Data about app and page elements
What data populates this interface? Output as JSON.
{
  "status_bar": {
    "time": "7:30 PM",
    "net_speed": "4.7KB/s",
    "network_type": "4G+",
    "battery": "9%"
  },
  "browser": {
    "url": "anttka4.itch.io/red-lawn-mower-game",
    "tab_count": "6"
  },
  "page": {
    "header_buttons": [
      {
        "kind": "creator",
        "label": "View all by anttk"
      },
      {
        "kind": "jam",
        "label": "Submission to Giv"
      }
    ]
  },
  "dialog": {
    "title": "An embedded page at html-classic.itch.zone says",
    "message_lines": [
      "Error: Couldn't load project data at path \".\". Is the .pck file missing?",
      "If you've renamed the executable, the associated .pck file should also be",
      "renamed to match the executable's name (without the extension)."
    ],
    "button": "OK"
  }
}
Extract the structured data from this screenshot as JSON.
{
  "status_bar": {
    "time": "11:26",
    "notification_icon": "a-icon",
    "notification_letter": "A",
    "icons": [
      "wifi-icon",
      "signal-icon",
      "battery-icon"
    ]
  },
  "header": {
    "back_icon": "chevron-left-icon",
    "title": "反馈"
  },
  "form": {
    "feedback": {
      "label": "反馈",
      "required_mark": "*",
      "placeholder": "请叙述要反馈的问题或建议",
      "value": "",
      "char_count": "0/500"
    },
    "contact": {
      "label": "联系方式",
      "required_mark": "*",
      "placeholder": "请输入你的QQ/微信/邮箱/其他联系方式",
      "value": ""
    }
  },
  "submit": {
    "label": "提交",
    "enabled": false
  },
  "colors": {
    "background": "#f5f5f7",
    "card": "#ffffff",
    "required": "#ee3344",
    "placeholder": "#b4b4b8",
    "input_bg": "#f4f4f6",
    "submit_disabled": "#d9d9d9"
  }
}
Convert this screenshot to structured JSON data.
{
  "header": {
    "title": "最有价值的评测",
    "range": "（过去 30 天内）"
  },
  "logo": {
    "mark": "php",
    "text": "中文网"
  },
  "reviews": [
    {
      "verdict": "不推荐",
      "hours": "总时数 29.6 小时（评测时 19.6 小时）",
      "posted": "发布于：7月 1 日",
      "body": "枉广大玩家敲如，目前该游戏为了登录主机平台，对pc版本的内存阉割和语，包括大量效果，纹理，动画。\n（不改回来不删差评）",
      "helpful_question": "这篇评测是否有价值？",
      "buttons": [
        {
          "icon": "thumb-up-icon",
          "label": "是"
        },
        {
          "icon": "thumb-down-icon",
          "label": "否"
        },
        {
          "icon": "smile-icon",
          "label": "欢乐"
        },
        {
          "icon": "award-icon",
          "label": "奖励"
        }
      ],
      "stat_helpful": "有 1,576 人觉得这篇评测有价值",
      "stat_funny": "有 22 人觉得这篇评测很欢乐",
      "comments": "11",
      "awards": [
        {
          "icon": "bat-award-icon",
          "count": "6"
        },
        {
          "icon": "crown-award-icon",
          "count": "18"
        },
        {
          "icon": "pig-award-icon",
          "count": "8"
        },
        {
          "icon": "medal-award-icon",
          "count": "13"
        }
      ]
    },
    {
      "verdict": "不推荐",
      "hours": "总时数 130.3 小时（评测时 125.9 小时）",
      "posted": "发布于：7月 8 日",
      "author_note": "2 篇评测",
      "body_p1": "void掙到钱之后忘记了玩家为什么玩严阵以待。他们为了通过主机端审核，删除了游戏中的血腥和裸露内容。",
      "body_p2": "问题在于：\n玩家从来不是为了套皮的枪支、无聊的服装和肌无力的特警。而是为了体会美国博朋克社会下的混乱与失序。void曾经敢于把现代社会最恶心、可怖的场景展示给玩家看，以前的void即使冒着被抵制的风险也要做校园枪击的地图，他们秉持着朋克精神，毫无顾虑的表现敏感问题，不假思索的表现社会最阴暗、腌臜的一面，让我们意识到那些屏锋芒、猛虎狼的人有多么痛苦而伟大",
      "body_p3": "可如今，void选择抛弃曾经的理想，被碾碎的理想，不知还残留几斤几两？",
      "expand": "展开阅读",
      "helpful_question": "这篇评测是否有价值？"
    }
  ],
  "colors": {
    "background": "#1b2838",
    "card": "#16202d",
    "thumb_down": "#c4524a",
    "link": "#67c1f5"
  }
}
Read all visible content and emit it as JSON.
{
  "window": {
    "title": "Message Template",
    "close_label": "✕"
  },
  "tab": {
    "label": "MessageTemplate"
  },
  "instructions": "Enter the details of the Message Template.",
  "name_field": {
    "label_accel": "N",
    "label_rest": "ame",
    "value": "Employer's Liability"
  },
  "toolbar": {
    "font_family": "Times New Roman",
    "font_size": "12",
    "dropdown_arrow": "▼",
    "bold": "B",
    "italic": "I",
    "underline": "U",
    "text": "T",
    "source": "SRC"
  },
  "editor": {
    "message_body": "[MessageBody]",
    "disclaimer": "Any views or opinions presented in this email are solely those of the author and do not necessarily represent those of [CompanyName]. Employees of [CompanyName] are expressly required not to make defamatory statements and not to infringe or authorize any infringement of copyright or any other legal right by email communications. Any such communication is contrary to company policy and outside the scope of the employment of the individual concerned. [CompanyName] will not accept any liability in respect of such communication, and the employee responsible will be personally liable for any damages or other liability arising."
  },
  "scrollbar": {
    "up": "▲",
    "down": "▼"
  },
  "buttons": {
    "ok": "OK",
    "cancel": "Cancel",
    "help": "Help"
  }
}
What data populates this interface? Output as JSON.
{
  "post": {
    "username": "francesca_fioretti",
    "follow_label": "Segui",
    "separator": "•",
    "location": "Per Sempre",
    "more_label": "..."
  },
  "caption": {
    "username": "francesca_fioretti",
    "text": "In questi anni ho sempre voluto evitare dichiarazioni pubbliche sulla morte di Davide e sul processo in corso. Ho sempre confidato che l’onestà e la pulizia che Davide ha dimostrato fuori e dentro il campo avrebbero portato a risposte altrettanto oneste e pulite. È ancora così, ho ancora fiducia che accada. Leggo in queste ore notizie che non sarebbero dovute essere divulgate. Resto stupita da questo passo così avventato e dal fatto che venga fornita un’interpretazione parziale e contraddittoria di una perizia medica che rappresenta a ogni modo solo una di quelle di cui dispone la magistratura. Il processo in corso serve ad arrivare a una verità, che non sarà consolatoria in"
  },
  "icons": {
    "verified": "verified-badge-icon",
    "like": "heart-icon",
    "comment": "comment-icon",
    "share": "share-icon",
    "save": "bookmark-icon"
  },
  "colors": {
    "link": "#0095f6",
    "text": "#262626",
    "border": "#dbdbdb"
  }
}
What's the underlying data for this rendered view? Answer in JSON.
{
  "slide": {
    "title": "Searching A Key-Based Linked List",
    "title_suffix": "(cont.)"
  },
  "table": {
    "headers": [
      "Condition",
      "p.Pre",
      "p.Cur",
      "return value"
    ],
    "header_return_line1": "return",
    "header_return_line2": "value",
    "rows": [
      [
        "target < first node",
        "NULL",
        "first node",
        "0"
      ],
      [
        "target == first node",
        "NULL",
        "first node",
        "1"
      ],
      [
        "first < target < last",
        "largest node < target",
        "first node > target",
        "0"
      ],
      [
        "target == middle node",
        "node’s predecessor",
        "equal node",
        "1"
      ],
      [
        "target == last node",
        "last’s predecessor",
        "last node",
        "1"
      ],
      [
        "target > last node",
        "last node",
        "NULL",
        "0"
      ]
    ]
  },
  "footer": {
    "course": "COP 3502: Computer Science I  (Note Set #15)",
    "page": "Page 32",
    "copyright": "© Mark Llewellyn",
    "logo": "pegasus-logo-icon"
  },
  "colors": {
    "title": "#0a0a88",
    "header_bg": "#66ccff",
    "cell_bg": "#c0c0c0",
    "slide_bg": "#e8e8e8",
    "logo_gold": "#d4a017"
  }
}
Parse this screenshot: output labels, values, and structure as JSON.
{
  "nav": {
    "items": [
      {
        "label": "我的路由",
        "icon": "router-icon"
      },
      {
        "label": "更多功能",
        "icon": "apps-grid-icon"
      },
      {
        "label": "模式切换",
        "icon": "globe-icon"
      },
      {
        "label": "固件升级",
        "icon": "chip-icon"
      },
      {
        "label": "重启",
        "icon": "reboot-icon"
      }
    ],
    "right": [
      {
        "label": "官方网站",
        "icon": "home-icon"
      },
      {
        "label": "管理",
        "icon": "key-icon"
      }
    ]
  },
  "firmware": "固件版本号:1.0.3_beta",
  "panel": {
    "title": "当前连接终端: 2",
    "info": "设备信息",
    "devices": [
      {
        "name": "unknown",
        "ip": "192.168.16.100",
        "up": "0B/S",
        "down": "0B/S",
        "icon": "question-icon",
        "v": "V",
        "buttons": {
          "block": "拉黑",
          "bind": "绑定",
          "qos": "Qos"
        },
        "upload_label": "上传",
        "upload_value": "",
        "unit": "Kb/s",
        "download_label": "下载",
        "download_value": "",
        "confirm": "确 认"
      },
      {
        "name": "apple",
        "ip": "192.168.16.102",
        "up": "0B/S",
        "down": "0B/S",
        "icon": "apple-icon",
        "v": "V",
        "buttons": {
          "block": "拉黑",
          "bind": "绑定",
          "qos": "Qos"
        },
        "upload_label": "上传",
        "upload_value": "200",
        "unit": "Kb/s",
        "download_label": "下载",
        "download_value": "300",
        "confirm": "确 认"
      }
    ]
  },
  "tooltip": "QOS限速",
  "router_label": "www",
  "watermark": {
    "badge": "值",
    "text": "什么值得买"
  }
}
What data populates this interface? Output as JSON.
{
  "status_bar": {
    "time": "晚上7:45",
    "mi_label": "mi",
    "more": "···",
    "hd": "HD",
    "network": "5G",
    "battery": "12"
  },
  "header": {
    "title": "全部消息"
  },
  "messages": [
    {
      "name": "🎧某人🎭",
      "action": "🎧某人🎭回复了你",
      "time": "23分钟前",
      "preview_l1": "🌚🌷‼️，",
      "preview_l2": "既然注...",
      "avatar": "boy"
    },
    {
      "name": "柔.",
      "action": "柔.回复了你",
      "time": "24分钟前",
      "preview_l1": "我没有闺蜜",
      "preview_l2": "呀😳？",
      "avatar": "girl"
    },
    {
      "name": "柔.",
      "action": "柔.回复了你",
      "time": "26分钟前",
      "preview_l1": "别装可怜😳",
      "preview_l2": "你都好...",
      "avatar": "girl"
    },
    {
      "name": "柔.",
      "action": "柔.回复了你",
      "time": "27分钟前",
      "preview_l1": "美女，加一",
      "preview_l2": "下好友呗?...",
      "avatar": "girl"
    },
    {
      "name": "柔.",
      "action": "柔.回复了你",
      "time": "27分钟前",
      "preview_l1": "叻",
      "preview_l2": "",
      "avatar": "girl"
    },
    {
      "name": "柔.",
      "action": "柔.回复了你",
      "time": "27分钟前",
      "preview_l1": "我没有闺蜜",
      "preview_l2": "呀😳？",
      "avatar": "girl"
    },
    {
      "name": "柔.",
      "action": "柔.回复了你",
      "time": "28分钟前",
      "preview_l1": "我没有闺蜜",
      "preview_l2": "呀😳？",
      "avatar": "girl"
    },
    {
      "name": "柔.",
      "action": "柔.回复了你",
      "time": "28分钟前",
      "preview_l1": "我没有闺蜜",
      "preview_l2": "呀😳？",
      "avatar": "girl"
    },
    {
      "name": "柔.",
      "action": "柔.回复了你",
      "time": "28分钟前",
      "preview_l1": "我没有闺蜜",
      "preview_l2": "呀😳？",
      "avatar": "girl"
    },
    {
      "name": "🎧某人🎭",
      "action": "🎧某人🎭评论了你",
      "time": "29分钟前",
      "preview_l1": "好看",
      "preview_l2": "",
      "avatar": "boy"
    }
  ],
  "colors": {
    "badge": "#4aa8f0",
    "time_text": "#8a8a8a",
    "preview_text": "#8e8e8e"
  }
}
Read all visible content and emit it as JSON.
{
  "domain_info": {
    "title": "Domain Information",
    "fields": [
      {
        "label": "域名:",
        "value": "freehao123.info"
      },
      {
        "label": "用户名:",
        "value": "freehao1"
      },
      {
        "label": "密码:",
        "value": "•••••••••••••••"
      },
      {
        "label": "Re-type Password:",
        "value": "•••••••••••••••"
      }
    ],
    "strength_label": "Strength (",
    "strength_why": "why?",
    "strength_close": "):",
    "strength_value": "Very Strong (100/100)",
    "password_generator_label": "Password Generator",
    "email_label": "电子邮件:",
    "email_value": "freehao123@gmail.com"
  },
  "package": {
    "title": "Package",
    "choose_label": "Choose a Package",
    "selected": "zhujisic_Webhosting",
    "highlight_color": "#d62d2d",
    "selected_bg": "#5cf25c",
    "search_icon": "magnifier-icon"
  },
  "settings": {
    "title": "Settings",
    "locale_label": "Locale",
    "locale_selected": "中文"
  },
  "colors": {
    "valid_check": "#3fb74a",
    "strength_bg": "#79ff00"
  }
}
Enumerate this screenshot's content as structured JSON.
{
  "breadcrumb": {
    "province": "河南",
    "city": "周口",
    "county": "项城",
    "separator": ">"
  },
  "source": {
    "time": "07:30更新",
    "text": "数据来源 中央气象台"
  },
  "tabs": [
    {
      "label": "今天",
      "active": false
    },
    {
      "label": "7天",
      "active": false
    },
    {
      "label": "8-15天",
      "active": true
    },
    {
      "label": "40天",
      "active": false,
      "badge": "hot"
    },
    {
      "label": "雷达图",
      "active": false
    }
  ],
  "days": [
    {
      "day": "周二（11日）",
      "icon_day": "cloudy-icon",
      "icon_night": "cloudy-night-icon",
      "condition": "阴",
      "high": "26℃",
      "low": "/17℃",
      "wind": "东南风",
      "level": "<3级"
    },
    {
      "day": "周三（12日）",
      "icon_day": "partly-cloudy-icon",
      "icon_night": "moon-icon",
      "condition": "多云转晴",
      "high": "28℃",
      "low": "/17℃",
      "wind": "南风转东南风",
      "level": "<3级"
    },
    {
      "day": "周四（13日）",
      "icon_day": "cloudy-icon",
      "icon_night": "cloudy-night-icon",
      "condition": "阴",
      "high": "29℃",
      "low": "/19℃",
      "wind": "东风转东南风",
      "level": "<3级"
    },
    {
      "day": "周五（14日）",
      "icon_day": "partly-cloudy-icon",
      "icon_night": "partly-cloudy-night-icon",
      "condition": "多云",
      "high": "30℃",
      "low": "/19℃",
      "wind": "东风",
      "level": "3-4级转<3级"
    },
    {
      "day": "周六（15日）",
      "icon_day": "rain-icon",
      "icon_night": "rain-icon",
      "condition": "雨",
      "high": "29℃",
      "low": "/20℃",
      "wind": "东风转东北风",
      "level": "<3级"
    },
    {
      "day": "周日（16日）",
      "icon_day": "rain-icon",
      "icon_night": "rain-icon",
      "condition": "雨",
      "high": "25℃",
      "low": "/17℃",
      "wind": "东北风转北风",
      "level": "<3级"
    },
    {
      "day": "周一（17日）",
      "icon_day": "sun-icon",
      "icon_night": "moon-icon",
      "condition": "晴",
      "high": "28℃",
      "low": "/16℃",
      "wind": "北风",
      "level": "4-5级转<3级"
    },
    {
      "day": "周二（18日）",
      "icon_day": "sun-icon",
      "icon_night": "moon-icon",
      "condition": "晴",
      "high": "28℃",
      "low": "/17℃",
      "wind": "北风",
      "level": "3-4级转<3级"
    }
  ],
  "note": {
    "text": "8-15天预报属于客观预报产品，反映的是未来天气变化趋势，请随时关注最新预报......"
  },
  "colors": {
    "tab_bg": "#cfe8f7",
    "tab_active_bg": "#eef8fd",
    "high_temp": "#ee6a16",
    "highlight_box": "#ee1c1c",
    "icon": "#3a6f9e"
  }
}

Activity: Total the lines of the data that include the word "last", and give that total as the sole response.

The answer: 6